Pregnancy is a delicate time with many changes and transitions, and for a woman who may also be struggling with an eating disorder, such as anorexia, bulimia, or binge eating disorder, this time can feel especially vulnerable.
A woman who with other risk factors for an eating disorder may be triggered by the changes experienced throughout the course of pregnancy, including weight fluctuations, body changes, possible challenges with body image and more.
Similarly, a woman who might be in recovery from an eating disorder might find herself relapsing during pregnancy, depending on the triggers that are affecting her.
Yet some women who have previously struggled with an eating disorder find pregnancy a motivating time to stay on track with recovery efforts and are able to refrain from engaging in eating disorder behaviors.
Keeping Focused on Recovery
With all the different things that pregnancy brings and the transition into motherhood, engaging in eating disorder behaviors can feel like a means of establishing a sense of control, especially when everything else seems out of your control.
For example, weight gain during pregnancy is something that is not only part of the natural process of growing a baby, but a needed aspect of the healthy development of a child. Inadequate weight gain during pregnancy can lead to potential consequences, including a low birth weight for baby and premature delivery .
For a woman who may be in recovery from an eating disorder, there may be a disconnect from the pregnancy and growing baby as a result of the eating disorder and a preoccupation with other things, like controlling weight, diet, excessive exercise and more.
Getting professional help is essential for being able to stay focused on recovery efforts that can help ensure both a safe/healthy pregnancy and outcome for mother and baby.
Staying Connected to Support
Pregnancy will be experienced differently from one woman to another, and this is also true for women with eating disorders. While some women may be motivated to stay in recovery during pregnancy, other women may resort back to eating disorder behaviors as a result of the overwhelm they may be experiencing.

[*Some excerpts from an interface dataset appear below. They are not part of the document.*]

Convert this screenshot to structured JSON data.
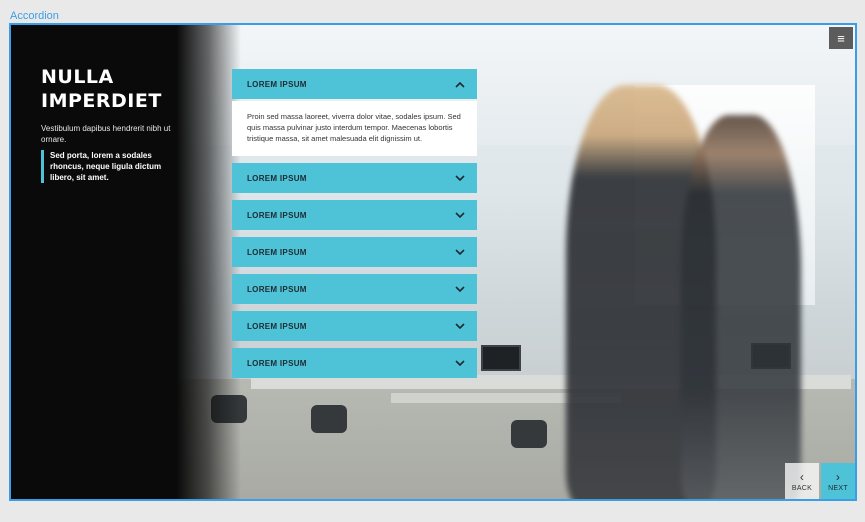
{
  "top_label": "Accordion",
  "left": {
    "title": "NULLA IMPERDIET",
    "description": "Vestibulum dapibus hendrerit nibh ut ornare.",
    "quote": "Sed porta, lorem a sodales rhoncus, neque ligula dictum libero, sit amet."
  },
  "menu": {
    "icon": "hamburger-icon",
    "glyph": "≡"
  },
  "accordion": {
    "items": [
      {
        "title": "LOREM IPSUM",
        "expanded": true,
        "body": "Proin sed massa laoreet, viverra dolor vitae, sodales ipsum. Sed quis massa pulvinar justo interdum tempor. Maecenas lobortis tristique massa, sit amet malesuada elit dignissim ut."
      },
      {
        "title": "LOREM IPSUM",
        "expanded": false
      },
      {
        "title": "LOREM IPSUM",
        "expanded": false
      },
      {
        "title": "LOREM IPSUM",
        "expanded": false
      },
      {
        "title": "LOREM IPSUM",
        "expanded": false
      },
      {
        "title": "LOREM IPSUM",
        "expanded": false
      },
      {
        "title": "LOREM IPSUM",
        "expanded": false
      }
    ]
  },
  "nav": {
    "back_label": "BACK",
    "next_label": "NEXT",
    "back_glyph": "‹",
    "next_glyph": "›"
  },
  "colors": {
    "accent": "#4ec3d8",
    "frame": "#3a9ee6",
    "panel": "#0a0a0a"
  }
}
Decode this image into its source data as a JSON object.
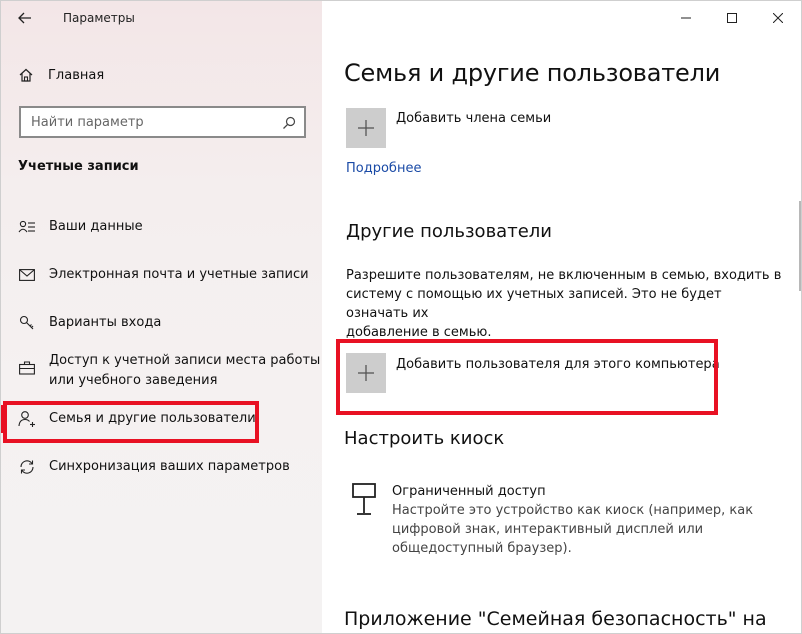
{
  "window": {
    "title": "Параметры",
    "back_label": "←",
    "controls": {
      "minimize": "minimize",
      "maximize": "maximize",
      "close": "close"
    }
  },
  "sidebar": {
    "home_label": "Главная",
    "search_placeholder": "Найти параметр",
    "section_title": "Учетные записи",
    "items": [
      {
        "label": "Ваши данные",
        "icon": "user-list-icon"
      },
      {
        "label": "Электронная почта и учетные записи",
        "icon": "mail-icon"
      },
      {
        "label": "Варианты входа",
        "icon": "key-icon"
      },
      {
        "label": "Доступ к учетной записи места работы",
        "label2": "или учебного заведения",
        "icon": "briefcase-icon"
      },
      {
        "label": "Семья и другие пользователи",
        "icon": "person-add-icon",
        "selected": true
      },
      {
        "label": "Синхронизация ваших параметров",
        "icon": "sync-icon"
      }
    ]
  },
  "main": {
    "title": "Семья и другие пользователи",
    "add_family_label": "Добавить члена семьи",
    "more_link": "Подробнее",
    "other_users_title": "Другие пользователи",
    "other_users_desc": [
      "Разрешите пользователям, не включенным в семью, входить в",
      "систему с помощью их учетных записей. Это не будет означать их",
      "добавление в семью."
    ],
    "add_user_label": "Добавить пользователя для этого компьютера",
    "kiosk_title": "Настроить киоск",
    "kiosk_item_title": "Ограниченный доступ",
    "kiosk_item_desc": [
      "Настройте это устройство как киоск (например, как",
      "цифровой знак, интерактивный дисплей или",
      "общедоступный браузер)."
    ],
    "bottom_title": "Приложение \"Семейная безопасность\" на"
  },
  "colors": {
    "accent": "#e81123",
    "link": "#1a4aa6",
    "tile": "#cdcdcd"
  }
}
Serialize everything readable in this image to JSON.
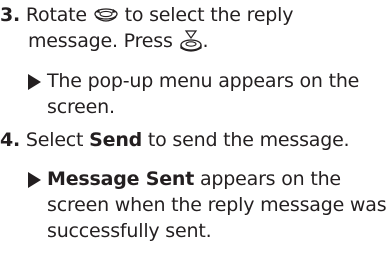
{
  "steps": [
    {
      "number": "3.",
      "text_part1": "Rotate",
      "icon1": "rotate-dial-icon",
      "text_part2": "to select the reply",
      "text_line2": "message. Press",
      "icon2": "press-dial-icon",
      "text_line2_end": ".",
      "sub_text": "The pop-up menu appears on the screen."
    },
    {
      "number": "4.",
      "text_part1": "Select",
      "bold_word": "Send",
      "text_part2": "to send the message.",
      "sub_bold": "Message Sent",
      "sub_text": "appears on the screen when the reply message was successfully sent."
    }
  ]
}
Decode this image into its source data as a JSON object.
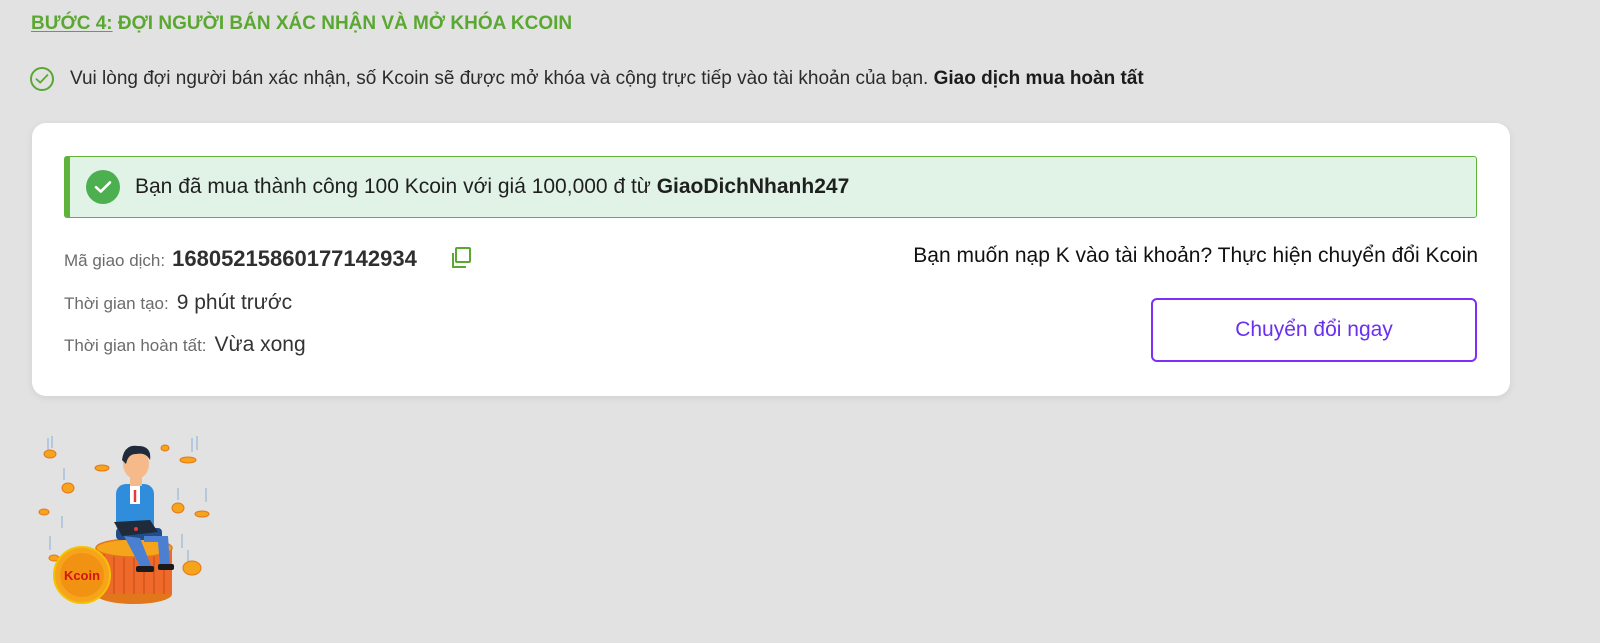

Whatever your experience may be, it is important to stay connected to professional help and resources during this time, including your OBGYN or midwife and eating disorder treatment team. The life of your developing baby and future of your recovery and health depend on it.
About the Author:
Crystal is a Masters-level Registered Dietitian Nutritionist (RDN) with a specialty focus in eating disorders, maternal/child health and wellness, and intuitive eating. Combining clinical experience with a love of social media and writing where her passion to help others find recovery and healing is integrated into each part of her work.
As a Certified Intuitive Eating Counselor, Crystal has dedicated her career to helping others establish a healthy relationship with food and body through her work with EDH/AH and nutrition private practice.
References:: American Pregnancy Association, http://americanpregnancy.org/ Accessed 17 January 2017
The opinions and views of our guest contributors are shared to provide a broad perspective of eating disorders. These are not necessarily the views of Eating Disorder Hope, but an effort to offer discussion of various issues by different concerned individuals.
We at Eating Disorder Hope understand that eating disorders result from a combination of environmental and genetic factors. If you or a loved one are suffering from an eating disorder, please know that there is hope for you, and seek immediate professional help.
Last Updated & Reviewed By: Jacquelyn Ekern, MS, LPC on January 18, 2017
Published on EatingDisorderHope.com